Industry News

Smith & Nephew introduces hip impingement planning system

Smith & Nephew launched the Dyonics Plan Hip Impingement Planning System at the American Academy of Orthopaedic Surgeons Annual Meeting in New Orleans. The 3-D software system allows surgeons to visualize, assess and generate a comprehensive surgical report for each patient’s femoroacetabular impingement surgery before the patient enters the operating room.

According to a company press release, Dyonics Plan provides a standardized and repeatable way for the assessment of hip impingement treatment options based on data from low-dose CT scans. The software, which is installed on a surgeon’s computer, also allows for interactive adjustments based on a surgeon’s clinical experience. A surgeon can perform a variety of dynamic range-of-motion simulations to identify the degree and location of hip impingement by using the 3-D model of the patient’s joint. The range of motion feature can be used to individualize a surgical plan based on a patient’s lifestyle or sports-specific motion, or to assess impact of different surgical strategies on patient outcomes. Once finalized, the system generates a comprehensive surgical plan that can be exported into either HTML or PDF format.

“Dyonics Plan offers surgeons the ability to understand and address a patient’s hip impingement on a level that goes beyond anything possible with standard imaging tools,” Brad Cannon, president of endoscopy, trauma and extremities for Smith & Nephew, stated in the release. “Because it tells a more complete story about each patient’s impingement and how best to surgically treat it, it also provides an exceptionally visual tool for patient communication.”

Smith & Nephew launched the Dyonics Plan Hip Impingement Planning System at the American Academy of Orthopaedic Surgeons Annual Meeting in New Orleans.

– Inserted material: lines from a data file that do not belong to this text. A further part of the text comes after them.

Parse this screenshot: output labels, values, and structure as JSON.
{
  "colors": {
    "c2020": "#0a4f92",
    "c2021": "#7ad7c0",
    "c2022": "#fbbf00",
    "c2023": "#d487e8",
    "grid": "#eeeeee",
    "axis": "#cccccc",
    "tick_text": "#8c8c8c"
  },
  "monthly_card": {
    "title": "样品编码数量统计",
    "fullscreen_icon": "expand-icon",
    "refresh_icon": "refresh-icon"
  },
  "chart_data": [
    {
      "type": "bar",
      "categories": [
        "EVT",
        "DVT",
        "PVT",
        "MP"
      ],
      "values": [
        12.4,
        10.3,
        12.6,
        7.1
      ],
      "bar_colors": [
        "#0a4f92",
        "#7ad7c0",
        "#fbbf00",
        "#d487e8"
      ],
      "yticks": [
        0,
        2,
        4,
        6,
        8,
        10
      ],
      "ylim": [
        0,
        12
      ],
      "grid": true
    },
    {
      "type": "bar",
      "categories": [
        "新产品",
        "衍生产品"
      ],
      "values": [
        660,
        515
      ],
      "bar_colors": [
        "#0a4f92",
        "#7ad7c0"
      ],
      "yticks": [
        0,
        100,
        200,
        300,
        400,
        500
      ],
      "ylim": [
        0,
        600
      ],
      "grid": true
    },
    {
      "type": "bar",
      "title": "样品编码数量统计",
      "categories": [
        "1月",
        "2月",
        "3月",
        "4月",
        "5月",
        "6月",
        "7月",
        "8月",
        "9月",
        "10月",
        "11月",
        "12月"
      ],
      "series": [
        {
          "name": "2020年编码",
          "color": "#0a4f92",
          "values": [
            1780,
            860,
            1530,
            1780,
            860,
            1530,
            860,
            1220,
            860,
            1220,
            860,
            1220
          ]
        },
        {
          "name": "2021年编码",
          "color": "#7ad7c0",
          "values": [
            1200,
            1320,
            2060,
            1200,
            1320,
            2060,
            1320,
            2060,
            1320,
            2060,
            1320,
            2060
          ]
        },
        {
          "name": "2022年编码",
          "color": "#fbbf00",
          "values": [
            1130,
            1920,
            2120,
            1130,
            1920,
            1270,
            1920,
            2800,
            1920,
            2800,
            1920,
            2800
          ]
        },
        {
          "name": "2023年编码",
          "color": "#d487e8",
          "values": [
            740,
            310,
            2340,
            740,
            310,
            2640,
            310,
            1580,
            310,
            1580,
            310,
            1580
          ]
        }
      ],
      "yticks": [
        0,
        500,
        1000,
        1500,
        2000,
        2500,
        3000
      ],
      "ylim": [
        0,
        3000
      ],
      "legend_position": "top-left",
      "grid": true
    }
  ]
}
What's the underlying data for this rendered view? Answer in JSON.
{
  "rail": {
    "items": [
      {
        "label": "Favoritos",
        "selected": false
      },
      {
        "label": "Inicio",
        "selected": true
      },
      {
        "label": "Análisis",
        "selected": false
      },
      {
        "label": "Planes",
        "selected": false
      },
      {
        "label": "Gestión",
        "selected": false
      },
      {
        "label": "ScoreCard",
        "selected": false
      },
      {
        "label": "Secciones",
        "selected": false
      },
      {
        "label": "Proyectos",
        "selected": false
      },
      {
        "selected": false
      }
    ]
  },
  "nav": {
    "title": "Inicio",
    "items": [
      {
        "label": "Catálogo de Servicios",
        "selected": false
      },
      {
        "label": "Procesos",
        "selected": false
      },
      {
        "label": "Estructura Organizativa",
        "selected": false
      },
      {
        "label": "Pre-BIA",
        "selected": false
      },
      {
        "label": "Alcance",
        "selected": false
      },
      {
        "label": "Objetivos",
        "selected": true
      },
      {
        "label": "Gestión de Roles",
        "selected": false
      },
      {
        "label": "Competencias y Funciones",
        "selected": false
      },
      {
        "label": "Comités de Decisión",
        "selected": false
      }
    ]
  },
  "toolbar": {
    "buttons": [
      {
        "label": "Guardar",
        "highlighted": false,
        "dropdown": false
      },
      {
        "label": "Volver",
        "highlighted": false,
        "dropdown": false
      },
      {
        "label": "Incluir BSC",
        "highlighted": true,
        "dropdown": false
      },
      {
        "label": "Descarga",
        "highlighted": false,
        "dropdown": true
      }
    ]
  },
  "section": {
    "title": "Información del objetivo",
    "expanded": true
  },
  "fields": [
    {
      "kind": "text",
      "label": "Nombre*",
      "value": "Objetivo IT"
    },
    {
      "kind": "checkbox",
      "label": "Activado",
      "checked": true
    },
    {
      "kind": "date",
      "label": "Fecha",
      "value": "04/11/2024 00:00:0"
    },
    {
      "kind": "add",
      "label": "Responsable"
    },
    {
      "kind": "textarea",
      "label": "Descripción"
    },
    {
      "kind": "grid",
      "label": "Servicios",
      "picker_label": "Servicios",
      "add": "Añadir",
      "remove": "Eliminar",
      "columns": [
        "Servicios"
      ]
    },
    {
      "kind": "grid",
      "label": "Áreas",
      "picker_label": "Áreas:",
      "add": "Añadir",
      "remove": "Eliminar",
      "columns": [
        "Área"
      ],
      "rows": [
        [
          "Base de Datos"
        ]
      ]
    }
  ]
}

The 3-D software system allows surgeons to visualize, assess and generate a comprehensive surgical report for each patient’s femoroacetabular impingement surgery before the patient enters the operating room.

According to a company press release, Dyonics Plan provides a standardized and repeatable way for the assessment of hip impingement treatment options based on data from low-dose CT scans. The software, which is installed on a surgeon’s computer, also allows for interactive adjustments based on a surgeon’s clinical experience. A surgeon can perform a variety of dynamic range-of-motion simulations to identify the degree and location of hip impingement by using the 3-D model of the patient’s joint. The range of motion feature can be used to individualize a surgical plan based on a patient’s lifestyle or sports-specific motion, or to assess impact of different surgical strategies on patient outcomes. Once finalized, the system generates a comprehensive surgical plan that can be exported into either HTML or PDF format.

“Dyonics Plan offers surgeons the ability to understand and address a patient’s hip impingement on a level that goes beyond anything possible with standard imaging tools,” Brad Cannon, president of endoscopy, trauma and extremities for Smith & Nephew, stated in the release. “Because it tells a more complete story about each patient’s impingement and how best to surgically treat it, it also provides an exceptionally visual tool for patient communication.”